In one of his recent blogs, “Dangerous paths” and “making them safe”, Giovanni Visetti re-opens the debate on how money is spent to improve our trails and whether some of the work is actually necessary at all.
He commences by describing the work carried out in Spain on a path once considered by some the most dangerous in the world: the Caminito del Rey. This walkway, clinging to a cliff-side over 100 metres above the river, was originally built for the transport of materials to the two hydroelectric power plants and to enable workers to cross between them.Over the years numerous sections had collapsed and following the deaths of a few foolhardy daredevils in the attempt to cross it, the
Spanish government banned all access.
Even this did not deter everyone and Giovanni includes links to some of the videos made by those who ignored the ban.
In 2011 the regional and local governments of the area agreed to share the costs of restoration, including car parking and a museum. Work started in March 2014 and the trail reopened a couple of days ago. The entire route is 7.7 kilometres long. Entry is completely free of charge for the first six months and then will cost €6 per person. It is already fully booked up until June and an estimated 600 people per day are expected.
The whole point of Giovanni’s blog is to highlight how the Spanish government has managed in a relatively short time (total of 4 years between the start of the project and its completion) and even more importantly for a relatively small amount of money to render secure one of the most renowned paths in its country, making it accessible to anyone who has a good head for heights.
It is quite a different story in our neck of the woods. Here whenever any project is carried out to improve or make our trails safer, the costs involved are generally completely out of proportion to the end result.
Moreover, as Giovanni states, such work is often unnecessary and above all poorly executed: unnecessary because most of the paths “secured” were of no particular danger in the first place (for example Le Tese from Positano to Santa Maria del Castello or the less exposed stretch of the Path of the Gods approaching Nocelle); badly executed since apart from how the fencing is fixed to the ground, the wood used is often of an inferior quality which deteriorates quickly.
You only have to look at some of the fencing along the Path of the Gods , where extremely wobbly and sometimes broken wooden railings make things more dangerous, if anything, rather than safer.

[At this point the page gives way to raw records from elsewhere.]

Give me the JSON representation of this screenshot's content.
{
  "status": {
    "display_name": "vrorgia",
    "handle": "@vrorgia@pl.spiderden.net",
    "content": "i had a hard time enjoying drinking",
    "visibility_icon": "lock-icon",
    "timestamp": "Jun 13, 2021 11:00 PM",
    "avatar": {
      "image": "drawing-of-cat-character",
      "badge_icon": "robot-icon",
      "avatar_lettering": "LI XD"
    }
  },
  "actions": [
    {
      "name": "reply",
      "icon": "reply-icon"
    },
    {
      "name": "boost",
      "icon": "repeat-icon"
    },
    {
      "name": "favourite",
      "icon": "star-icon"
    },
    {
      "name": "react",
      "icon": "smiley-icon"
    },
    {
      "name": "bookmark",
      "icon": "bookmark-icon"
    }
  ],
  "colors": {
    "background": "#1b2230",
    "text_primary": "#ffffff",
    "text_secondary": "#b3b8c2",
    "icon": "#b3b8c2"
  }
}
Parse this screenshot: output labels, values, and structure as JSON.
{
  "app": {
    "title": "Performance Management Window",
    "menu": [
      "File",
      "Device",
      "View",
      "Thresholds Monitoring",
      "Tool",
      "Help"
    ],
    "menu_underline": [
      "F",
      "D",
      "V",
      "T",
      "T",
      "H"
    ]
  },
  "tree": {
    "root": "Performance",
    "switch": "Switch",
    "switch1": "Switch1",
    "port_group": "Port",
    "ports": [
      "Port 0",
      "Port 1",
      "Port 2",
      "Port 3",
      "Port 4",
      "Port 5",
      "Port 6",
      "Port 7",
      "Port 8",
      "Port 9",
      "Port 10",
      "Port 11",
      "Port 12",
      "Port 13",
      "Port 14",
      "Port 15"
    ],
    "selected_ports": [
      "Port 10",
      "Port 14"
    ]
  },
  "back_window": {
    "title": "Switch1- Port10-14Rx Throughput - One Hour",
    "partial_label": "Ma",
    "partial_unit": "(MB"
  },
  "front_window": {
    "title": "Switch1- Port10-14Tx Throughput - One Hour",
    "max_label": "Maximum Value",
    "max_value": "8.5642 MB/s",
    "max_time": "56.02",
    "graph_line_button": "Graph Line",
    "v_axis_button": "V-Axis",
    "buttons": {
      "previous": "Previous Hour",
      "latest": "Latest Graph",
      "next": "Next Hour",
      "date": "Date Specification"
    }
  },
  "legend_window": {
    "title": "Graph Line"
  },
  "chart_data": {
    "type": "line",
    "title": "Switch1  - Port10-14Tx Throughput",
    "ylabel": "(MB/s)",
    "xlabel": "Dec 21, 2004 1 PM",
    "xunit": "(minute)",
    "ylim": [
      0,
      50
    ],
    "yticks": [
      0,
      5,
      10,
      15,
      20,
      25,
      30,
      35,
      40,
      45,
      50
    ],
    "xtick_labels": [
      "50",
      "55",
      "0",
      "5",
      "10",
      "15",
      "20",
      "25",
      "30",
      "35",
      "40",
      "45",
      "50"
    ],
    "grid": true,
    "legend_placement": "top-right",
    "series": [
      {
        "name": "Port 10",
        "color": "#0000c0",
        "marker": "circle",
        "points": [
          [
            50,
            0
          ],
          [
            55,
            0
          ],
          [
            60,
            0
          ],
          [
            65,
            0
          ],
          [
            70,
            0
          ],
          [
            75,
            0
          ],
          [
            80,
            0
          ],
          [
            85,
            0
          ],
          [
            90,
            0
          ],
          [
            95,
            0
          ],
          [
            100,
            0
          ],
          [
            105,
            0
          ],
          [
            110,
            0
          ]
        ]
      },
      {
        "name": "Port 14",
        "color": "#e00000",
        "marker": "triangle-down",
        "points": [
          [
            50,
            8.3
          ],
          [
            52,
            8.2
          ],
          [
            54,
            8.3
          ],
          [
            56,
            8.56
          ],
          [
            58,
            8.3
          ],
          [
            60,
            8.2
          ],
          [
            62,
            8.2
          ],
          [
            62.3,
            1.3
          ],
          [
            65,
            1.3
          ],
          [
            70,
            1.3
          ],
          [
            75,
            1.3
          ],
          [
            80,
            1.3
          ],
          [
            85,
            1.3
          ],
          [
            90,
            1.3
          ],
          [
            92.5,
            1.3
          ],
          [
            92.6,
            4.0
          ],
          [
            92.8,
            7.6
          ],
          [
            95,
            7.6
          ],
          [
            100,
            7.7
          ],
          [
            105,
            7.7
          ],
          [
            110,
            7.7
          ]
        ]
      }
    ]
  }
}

And don't get me started on the accuracy of the information on the signboards (distances, timings etc) or the quality of the English translations....In Giovanni’s opinion making paths “safe” in this way serves mainly to line the pockets of the designers, project managers and wood merchants and I have to agree.
There is talk of funds arriving for the re-qualification of Punta Campanella and the Bay of Jeranto. We can only hope that this money gets spent wisely and not squandered or worse.Maybe we should invite our European friends to apply for the tender. They could no doubt improve the entire of network of our paths , the Valley delle Ferriere, Faito and Punta Campanella included, at a much lower cost whilst doing a significantly better job.